The road kind of forks a little ways south of the willows, with one track leading straight south and another due east. But a third one runs straight up to the summit of the hills. That’s the one I took.
The view from the top is magnificent, especially looking to the east.
In the foreground, grain fields and grassy hillsides, farther east, Boneyard Coulee. Grain fields stretch out after that toward Stavely, just to the southeast, and Parkland slightly to the north. Haze softened things in the far distance but I could make out the ridge south of Arrowwood probably 60 km away and the rise of land just before McGregor Lake over by Milo.
Shadows moved across the valley below me, the afternoon sun being crossed by clouds building up to the west, while above me, the sky continued to clear. Absolutely stunning.
To the north, though, it was still cloudy, a dark line still visible on the horizon. And clouds were coming in from the west, too. Back down in the valley, I passed cattle lazing in the yellowing grass and half a dozen Swainson’s hawks circling in the sky or perching on sandstone outcrops. I found a baby Swainson’s that was still hanging around its natal nest. Not quite sure about this flying thing yet, it sat and stared at me with big baby eyes.
Out of the valley now, I continued west along Willow Creek. After seeing Beaver Valley in reverse, I was curious to what I’d see along the Willow Creek valley, too.
There were cattle, of course. This is prime ranch country after all. And plenty of deer. A mulie fawn stopped to stare at me. Hawks, too, one with a gopher it had just caught and flown off with.
Though the sky was mostly clear — or clearing — above me and to the east, another line of possible thunderstorms was building to the west. For the moment, though, they were quiet, more decorative than menacing.

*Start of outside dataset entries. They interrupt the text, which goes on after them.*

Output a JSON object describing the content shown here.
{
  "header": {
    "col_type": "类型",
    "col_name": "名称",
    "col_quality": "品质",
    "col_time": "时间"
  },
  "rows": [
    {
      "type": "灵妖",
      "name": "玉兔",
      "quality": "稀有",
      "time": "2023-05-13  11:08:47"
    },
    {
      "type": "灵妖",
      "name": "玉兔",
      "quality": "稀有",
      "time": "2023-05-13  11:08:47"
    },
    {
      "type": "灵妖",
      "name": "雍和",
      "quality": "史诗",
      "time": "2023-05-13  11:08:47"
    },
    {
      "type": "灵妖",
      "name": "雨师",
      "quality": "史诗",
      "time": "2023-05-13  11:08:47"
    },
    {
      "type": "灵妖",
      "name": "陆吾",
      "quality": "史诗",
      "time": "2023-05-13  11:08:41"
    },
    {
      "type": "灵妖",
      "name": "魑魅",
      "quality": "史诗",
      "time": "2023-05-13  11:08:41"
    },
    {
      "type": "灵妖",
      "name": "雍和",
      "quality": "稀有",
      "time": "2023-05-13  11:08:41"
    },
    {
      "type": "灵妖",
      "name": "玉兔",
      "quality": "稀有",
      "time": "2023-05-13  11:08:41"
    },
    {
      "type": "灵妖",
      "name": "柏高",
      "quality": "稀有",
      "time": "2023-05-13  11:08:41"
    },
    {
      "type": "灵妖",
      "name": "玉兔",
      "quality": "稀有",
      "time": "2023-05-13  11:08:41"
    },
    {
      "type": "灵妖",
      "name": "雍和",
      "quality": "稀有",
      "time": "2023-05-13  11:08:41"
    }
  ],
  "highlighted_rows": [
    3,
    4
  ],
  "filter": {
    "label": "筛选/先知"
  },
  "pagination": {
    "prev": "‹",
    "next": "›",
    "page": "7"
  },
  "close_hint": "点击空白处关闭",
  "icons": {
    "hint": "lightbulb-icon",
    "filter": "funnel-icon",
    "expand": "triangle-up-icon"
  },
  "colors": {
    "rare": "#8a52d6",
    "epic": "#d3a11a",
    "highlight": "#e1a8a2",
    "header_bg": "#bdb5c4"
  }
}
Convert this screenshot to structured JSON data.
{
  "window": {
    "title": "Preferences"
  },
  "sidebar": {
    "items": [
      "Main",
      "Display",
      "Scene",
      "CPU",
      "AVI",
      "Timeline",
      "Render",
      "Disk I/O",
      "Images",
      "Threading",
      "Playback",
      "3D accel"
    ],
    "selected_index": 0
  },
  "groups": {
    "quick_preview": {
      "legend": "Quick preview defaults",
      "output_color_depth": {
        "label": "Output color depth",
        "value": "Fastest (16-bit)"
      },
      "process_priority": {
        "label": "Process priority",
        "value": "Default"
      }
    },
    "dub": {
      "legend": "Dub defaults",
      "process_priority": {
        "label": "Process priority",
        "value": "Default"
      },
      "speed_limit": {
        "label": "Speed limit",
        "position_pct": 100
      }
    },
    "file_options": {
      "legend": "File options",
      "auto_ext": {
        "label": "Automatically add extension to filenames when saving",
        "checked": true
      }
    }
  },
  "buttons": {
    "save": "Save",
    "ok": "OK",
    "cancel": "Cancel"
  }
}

The valley was bathed in dappled sunlight, the cottonwoods and aspens dark green, the pastures a wash of gold and silver. A ranch truck rolled by as I was flying my tiny — legal — drone over a pasture so I turned the craft and caught it heading toward the mountains.
There were kestrels everywhere in the valley, easily a dozen of them along the road, and they were flying low to pounce on the plentiful grasshoppers. Over toward Chain Lakes, I lucked into an osprey returning to its nest in the rafters of a bridge over Willow Creek with a trout in its claws. The nearly full-grown babies chirped as it approached.
The clouds were getting ever thicker now, casting dark shadows over the creek valley but here and there, shafts of sunlight broke through. Sometimes they radiated out like fans where the cloud shadows hit the still-lingering mist, other times they stood like bright pillars. With the jumble of dark clouds overhead and the sun on the valley below, it looked almost surreal.
It’s hard to say whether the skies were clearing as I rolled east across the hills toward Williams Coulee or whether the clouds to the west hadn’t quite caught up yet — but the sky was definitely more clear. The Mosquito Creek valley lay lush but dark under cloud shadows from the west but the Swainson’s hawks were screeching against a mostly clear sky above.
Cattle grazed under a dark sky but patches of sunlight were pushing through as I approached Cayley. And passing across the invisible — imaginary? — line between Okotoks and Gladys Ridge, it was, well, it was even more clear. Beyond that, it was clearing some more.
OK, so the line had shifted. Instead of east to west, it was now north to south. Cloudy to the west, clear and clearing to the east. And all around that, soft, gorgeous light.
It had been stormy and cloudy and rainy the day before and it looked like it might just do it again. But storms always pass, even the ones that get snagged on imaginary lines. And when they do they leave behind something even better.
Those lovely clearing skies.
On The Road with Mike Drew: Clearly impressive summer landscapes Source link On The Road with Mike Drew: Clearly impressive summer landscapes